Previous articles on Oral Roberts and Oral Roberts University include:
Healing ORU | $70 million and Mart Green's business acumen are repairing a scandal-scarred school. (September 3, 2009)
Fund Raising: Did Oral Roberts Go Too Far? | The television evangelist links receiving $8 million to the extension of his early life. (February 20, 1987)
Obituaries in other publications include:
Oral Roberts dies | The Rev. Oral Roberts, the internationally known television evangelist and faith healer who founded Oral Roberts University, died today in Newport Beach, Calif.
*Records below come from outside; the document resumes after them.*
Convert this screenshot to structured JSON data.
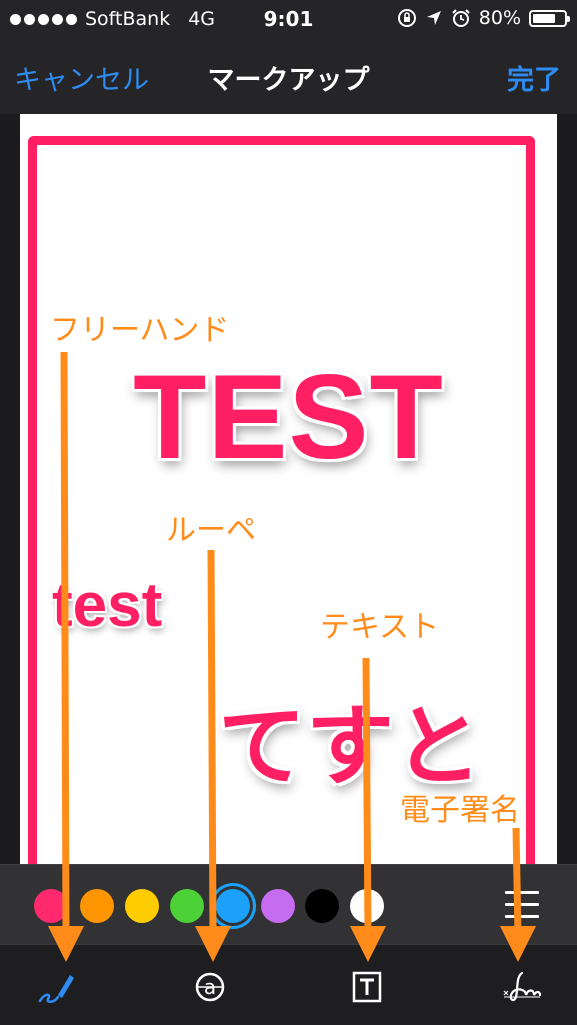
{
  "status_bar": {
    "carrier": "SoftBank",
    "network": "4G",
    "time": "9:01",
    "battery": "80%",
    "battery_level": 0.8
  },
  "nav": {
    "cancel_label": "キャンセル",
    "title": "マークアップ",
    "done_label": "完了"
  },
  "canvas": {
    "texts": [
      "TEST",
      "test",
      "てすと"
    ]
  },
  "annotations": {
    "freehand": "フリーハンド",
    "loupe": "ルーペ",
    "text": "テキスト",
    "signature": "電子署名"
  },
  "colors": {
    "accent": "#2e8cf0",
    "markup_pink": "#ff1f62",
    "annotation_orange": "#ff8c1a",
    "palette": [
      "#ff2a6d",
      "#ff9500",
      "#ffcc00",
      "#4cd137",
      "#1ba1f8",
      "#c56cf0",
      "#000000",
      "#ffffff"
    ],
    "selected_index": 4
  },
  "tools": {
    "active": "freehand",
    "icons": [
      "pen-icon",
      "loupe-icon",
      "text-box-icon",
      "signature-icon"
    ]
  }
}
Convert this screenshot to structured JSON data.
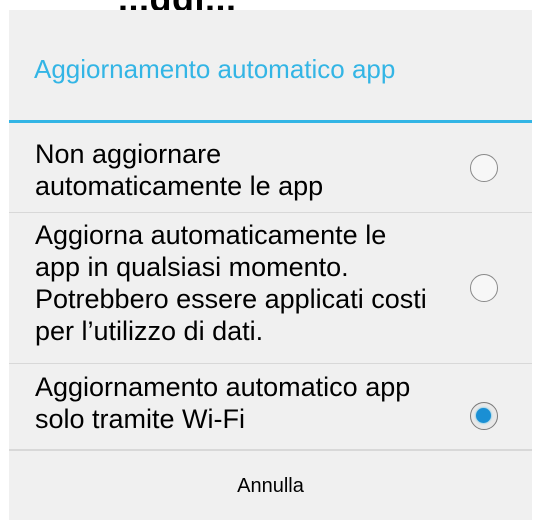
{
  "background": {
    "title": "...ggi..."
  },
  "dialog": {
    "title": "Aggiornamento automatico app",
    "options": [
      {
        "label": "Non aggiornare automaticamente le app",
        "selected": false
      },
      {
        "label": "Aggiorna automaticamente le app in qualsiasi momento. Potrebbero essere applicati costi per l’utilizzo di dati.",
        "selected": false
      },
      {
        "label": "Aggiornamento automatico app solo tramite Wi-Fi",
        "selected": true
      }
    ],
    "cancel_label": "Annulla"
  },
  "colors": {
    "accent": "#33b5e5",
    "radio_selected": "#1a8fd4",
    "dialog_background": "#f0f0f0"
  }
}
He was 91. (The Tulsa World)
Evangelist, university founder Oral Roberts dies at 91 | Oral Roberts, the entrepreneurial evangelist known to millions by catchphrases such as "expect a miracle," and by the Oklahoma university bearing his name, died Tuesday at age 91. (USA Today)
Oral Roberts, Charismatic Pentecostal Evangelist, Dies at 91 | At the height of his influence, Mr. Roberts sat at the head of a religious, educational and communications enterprise based in Tulsa, Okla., that managed a university, conducted healing "crusades" on five continents, preached the gospel on prime-time national television and published dozens of books and magazines. (The New York Times)